Recorded data Block Start
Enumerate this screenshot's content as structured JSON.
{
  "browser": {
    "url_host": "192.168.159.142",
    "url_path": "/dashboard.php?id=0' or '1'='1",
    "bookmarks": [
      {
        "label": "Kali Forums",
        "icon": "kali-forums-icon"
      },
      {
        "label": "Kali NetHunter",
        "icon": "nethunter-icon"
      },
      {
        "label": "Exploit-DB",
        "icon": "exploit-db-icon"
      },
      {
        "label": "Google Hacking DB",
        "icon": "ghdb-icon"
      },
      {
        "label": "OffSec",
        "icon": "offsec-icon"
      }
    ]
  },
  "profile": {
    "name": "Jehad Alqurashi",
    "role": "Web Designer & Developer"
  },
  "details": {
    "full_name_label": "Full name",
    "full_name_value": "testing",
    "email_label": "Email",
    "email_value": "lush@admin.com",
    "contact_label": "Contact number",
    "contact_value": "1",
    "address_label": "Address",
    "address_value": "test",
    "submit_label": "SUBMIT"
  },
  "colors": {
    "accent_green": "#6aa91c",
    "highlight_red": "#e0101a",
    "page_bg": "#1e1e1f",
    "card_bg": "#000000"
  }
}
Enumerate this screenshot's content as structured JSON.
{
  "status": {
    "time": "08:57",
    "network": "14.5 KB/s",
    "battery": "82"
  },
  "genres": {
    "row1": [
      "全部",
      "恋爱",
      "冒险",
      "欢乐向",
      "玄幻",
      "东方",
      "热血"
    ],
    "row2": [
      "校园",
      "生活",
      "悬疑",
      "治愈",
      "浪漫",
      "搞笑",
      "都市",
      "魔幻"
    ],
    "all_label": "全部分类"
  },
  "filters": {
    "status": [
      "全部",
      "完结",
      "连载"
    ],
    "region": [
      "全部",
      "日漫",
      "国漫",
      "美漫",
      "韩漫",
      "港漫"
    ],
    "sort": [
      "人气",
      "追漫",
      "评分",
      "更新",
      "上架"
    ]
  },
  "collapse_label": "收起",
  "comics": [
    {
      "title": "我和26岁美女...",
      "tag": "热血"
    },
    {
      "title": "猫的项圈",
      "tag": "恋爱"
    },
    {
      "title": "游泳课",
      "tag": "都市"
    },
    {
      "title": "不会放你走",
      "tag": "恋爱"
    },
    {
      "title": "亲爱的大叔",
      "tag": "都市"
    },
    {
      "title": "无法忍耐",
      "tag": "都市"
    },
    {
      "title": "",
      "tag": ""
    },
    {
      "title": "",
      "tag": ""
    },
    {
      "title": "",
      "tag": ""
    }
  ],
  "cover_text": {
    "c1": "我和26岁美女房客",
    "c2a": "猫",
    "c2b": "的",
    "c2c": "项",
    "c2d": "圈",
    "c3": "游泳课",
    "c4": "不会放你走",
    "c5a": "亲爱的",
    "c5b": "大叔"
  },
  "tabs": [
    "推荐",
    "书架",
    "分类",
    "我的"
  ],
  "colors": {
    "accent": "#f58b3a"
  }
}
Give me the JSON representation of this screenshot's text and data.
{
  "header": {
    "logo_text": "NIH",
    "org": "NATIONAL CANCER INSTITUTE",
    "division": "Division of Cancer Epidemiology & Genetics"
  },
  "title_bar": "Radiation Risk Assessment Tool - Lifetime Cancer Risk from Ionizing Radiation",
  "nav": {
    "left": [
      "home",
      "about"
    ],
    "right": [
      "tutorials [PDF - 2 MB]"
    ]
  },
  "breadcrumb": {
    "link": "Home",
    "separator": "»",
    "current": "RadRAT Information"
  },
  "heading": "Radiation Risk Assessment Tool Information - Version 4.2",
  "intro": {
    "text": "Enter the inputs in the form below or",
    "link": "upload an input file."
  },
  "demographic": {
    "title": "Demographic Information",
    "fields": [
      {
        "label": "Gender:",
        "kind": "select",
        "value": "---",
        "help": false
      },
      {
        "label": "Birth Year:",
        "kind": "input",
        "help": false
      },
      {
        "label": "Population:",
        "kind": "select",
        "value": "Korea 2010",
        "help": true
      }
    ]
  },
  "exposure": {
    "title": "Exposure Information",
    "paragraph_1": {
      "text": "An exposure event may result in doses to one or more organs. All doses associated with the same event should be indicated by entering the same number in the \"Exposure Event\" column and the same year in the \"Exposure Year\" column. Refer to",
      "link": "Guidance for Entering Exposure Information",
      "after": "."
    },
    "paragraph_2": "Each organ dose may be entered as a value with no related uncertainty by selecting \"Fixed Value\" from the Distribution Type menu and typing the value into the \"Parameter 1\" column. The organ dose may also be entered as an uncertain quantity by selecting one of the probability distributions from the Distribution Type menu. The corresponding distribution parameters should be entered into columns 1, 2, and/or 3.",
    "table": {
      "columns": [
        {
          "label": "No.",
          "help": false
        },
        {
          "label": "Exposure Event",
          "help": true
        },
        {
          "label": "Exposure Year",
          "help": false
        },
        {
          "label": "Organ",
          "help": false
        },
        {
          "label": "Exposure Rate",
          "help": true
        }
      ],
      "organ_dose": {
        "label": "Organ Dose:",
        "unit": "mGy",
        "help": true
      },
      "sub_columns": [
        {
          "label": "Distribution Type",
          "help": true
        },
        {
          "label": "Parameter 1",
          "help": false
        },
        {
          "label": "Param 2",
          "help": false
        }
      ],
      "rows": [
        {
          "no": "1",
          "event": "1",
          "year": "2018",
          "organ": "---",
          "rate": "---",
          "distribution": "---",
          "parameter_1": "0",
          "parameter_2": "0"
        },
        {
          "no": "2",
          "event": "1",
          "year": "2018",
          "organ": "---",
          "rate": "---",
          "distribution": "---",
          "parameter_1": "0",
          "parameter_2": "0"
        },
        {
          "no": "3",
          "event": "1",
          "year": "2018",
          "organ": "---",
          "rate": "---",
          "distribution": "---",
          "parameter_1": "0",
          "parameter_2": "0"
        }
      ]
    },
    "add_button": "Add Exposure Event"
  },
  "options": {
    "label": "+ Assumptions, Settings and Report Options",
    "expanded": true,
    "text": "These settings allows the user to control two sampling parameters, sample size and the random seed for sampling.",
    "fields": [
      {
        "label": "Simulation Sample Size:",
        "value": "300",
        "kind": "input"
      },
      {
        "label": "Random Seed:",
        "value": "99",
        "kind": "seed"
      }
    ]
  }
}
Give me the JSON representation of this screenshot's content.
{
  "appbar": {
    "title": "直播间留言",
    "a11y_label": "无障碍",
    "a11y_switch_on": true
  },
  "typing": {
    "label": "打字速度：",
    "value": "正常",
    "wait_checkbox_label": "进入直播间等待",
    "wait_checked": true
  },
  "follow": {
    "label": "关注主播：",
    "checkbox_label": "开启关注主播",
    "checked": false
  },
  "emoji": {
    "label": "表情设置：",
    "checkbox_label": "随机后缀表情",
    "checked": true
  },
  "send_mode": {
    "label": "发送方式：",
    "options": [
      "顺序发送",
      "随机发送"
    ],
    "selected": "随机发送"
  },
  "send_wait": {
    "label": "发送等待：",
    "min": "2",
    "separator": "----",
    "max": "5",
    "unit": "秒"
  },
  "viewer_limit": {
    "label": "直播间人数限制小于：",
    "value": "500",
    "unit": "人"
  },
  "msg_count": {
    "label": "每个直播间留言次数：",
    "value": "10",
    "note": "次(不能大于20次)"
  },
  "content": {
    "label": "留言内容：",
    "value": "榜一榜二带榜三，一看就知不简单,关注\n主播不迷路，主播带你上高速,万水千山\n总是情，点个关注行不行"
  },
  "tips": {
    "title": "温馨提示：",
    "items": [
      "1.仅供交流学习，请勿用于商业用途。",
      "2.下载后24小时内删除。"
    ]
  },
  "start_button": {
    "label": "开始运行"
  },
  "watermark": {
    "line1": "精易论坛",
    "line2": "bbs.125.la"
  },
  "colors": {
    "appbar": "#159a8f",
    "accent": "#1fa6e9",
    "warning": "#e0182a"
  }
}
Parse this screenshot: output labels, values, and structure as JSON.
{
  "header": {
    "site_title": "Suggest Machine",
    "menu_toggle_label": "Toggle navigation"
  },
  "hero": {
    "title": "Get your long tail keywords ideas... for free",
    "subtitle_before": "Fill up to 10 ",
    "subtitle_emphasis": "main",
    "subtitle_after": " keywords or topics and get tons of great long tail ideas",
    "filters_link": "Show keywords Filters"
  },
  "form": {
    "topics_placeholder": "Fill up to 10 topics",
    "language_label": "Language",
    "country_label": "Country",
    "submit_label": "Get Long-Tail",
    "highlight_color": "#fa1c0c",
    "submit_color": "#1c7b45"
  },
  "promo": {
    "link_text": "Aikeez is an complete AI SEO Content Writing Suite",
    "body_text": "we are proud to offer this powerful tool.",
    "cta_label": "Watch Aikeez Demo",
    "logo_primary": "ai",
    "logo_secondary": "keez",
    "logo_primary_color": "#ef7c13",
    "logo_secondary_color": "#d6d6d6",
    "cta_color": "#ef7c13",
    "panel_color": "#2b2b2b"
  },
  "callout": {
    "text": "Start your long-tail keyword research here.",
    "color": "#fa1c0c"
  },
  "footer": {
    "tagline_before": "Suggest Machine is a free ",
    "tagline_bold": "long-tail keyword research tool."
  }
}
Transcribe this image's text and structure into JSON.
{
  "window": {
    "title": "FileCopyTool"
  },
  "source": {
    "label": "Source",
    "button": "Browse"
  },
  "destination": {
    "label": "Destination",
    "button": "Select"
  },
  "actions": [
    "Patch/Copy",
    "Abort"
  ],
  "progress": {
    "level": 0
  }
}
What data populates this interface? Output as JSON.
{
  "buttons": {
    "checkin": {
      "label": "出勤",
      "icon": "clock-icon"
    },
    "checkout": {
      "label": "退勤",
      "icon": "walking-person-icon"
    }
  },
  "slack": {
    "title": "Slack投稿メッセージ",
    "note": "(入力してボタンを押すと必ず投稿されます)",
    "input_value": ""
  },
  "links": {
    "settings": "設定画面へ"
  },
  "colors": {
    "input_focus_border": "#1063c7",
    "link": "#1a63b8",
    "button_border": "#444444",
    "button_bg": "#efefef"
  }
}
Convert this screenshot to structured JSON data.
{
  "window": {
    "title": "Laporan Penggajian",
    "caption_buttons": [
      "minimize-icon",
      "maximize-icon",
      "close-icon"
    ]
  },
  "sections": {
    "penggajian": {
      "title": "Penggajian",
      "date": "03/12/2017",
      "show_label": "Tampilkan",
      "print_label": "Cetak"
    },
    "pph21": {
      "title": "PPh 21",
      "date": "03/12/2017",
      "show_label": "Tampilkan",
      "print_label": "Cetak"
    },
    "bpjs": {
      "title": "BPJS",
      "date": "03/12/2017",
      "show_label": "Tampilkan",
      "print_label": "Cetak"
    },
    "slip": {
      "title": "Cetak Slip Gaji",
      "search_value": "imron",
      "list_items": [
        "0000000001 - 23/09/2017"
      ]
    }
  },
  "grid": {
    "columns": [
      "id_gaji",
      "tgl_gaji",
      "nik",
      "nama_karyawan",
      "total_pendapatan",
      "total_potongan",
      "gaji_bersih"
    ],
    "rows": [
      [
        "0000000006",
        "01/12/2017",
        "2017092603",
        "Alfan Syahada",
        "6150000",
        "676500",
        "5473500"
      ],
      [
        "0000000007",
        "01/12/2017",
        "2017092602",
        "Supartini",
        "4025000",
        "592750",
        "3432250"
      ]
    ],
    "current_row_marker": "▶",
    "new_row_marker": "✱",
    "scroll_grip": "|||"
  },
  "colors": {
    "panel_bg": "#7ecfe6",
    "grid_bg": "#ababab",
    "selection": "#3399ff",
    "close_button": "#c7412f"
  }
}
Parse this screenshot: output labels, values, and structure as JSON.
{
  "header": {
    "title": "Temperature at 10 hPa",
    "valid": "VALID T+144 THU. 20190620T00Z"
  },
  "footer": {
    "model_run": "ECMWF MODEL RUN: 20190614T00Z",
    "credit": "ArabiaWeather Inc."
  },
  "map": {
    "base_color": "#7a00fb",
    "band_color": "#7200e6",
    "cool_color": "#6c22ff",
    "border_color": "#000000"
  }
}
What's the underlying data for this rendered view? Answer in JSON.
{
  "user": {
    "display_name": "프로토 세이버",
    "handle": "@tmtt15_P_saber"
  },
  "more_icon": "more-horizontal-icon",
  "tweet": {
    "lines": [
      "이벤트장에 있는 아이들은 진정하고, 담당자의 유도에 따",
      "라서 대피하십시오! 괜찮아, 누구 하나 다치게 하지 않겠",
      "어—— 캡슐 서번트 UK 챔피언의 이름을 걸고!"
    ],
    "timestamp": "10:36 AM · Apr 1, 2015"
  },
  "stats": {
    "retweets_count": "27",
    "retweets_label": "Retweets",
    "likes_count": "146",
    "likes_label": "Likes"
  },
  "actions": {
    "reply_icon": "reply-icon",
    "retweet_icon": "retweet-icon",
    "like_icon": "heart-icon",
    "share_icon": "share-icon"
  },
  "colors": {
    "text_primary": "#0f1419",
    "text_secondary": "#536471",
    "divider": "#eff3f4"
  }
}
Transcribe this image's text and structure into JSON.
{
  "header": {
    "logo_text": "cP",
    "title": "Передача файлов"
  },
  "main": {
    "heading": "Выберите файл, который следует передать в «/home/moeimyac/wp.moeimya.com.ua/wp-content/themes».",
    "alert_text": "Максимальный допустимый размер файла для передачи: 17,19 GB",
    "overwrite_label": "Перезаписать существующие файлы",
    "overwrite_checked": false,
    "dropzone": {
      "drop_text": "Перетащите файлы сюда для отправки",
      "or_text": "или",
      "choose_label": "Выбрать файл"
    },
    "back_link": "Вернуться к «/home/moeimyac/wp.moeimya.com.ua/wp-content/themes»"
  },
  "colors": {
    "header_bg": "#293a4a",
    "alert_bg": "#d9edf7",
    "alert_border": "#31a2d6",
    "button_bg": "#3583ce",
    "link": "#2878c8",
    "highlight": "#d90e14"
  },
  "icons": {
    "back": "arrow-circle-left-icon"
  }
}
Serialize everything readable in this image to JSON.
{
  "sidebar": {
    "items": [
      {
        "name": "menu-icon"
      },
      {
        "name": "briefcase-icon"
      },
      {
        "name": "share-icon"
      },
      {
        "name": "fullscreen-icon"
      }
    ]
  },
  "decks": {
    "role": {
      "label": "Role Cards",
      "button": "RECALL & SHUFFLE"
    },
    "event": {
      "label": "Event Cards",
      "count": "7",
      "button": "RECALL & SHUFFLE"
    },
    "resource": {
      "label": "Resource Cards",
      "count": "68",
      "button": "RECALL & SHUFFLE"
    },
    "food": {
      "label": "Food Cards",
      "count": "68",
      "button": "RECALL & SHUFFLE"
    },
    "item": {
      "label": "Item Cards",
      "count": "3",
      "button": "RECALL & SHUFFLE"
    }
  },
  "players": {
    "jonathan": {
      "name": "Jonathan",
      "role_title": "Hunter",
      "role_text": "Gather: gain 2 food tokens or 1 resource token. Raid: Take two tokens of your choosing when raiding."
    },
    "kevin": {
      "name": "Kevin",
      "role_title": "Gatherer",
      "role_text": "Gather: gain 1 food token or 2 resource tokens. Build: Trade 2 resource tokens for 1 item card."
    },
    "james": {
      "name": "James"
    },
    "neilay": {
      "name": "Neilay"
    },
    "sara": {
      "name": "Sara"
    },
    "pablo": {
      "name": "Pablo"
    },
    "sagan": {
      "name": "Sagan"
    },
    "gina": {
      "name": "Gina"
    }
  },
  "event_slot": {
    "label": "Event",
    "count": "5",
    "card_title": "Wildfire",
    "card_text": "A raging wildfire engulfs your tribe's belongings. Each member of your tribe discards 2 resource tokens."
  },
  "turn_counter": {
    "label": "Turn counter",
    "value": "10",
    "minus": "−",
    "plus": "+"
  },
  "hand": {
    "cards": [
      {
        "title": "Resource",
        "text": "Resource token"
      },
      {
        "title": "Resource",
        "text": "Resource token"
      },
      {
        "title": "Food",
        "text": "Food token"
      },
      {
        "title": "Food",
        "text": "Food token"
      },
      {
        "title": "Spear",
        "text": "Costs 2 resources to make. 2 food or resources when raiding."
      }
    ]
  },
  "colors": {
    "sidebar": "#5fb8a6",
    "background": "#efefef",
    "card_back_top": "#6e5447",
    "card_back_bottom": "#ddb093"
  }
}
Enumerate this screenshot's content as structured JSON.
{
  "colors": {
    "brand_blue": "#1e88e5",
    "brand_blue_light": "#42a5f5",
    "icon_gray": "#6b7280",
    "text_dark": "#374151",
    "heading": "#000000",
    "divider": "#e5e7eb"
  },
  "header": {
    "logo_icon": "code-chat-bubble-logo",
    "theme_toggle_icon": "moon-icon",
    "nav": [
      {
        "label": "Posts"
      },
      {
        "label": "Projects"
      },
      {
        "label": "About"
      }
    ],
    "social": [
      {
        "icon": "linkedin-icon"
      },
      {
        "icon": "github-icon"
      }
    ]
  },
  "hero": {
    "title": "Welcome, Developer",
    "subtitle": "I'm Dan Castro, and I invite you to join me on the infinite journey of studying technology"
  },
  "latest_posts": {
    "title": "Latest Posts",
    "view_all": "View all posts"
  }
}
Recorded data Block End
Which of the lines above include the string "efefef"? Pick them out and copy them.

Reply to the exercise ->
    "button_bg": "#efefef"
    "background": "#efefef",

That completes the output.